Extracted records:
◇ ◇ ◇ ◇ ◇

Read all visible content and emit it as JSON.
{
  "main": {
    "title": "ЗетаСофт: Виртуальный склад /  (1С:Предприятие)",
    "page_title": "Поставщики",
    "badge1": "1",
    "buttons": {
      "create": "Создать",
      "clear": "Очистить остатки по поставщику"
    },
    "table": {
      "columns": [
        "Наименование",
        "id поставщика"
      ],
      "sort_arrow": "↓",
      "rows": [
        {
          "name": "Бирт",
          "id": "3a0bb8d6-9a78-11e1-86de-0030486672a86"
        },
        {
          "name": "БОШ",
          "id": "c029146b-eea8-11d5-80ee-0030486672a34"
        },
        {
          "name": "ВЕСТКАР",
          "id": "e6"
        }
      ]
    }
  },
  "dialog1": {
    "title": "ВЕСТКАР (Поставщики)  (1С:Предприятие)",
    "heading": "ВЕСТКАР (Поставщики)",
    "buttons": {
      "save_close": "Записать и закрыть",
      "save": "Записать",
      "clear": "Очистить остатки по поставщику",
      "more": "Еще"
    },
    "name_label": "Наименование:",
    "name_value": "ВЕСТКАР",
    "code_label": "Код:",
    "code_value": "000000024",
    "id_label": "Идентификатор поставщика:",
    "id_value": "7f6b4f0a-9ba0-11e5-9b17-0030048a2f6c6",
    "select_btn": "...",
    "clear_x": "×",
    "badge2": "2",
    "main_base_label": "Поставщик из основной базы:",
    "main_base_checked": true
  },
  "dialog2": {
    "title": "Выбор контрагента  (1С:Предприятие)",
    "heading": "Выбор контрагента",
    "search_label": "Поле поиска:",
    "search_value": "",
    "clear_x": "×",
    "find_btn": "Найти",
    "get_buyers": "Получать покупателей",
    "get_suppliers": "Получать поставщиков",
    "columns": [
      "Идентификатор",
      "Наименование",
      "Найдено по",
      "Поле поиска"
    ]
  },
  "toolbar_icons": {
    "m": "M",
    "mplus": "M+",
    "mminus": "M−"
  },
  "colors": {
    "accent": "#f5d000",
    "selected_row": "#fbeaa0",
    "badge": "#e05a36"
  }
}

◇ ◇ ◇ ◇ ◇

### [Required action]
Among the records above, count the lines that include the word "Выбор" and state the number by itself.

### [Problem solution]
2